------ Dataset records ------

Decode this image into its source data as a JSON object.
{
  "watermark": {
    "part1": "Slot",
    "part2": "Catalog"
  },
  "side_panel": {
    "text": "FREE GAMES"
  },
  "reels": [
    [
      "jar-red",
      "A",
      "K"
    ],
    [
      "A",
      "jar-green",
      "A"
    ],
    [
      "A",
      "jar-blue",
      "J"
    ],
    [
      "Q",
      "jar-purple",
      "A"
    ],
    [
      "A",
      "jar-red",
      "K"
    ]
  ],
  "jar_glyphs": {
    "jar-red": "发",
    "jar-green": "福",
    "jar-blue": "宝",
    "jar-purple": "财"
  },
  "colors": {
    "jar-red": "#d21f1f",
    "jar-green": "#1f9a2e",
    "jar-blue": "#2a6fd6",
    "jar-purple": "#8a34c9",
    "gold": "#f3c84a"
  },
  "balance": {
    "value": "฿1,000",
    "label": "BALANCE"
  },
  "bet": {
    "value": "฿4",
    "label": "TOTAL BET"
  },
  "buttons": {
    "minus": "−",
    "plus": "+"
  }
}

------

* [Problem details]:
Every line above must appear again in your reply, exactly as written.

* [Output for this task]:
Decode this image into its source data as a JSON object.
{
  "watermark": {
    "part1": "Slot",
    "part2": "Catalog"
  },
  "side_panel": {
    "text": "FREE GAMES"
  },
  "reels": [
    [
      "jar-red",
      "A",
      "K"
    ],
    [
      "A",
      "jar-green",
      "A"
    ],
    [
      "A",
      "jar-blue",
      "J"
    ],
    [
      "Q",
      "jar-purple",
      "A"
    ],
    [
      "A",
      "jar-red",
      "K"
    ]
  ],
  "jar_glyphs": {
    "jar-red": "发",
    "jar-green": "福",
    "jar-blue": "宝",
    "jar-purple": "财"
  },
  "colors": {
    "jar-red": "#d21f1f",
    "jar-green": "#1f9a2e",
    "jar-blue": "#2a6fd6",
    "jar-purple": "#8a34c9",
    "gold": "#f3c84a"
  },
  "balance": {
    "value": "฿1,000",
    "label": "BALANCE"
  },
  "bet": {
    "value": "฿4",
    "label": "TOTAL BET"
  },
  "buttons": {
    "minus": "−",
    "plus": "+"
  }
}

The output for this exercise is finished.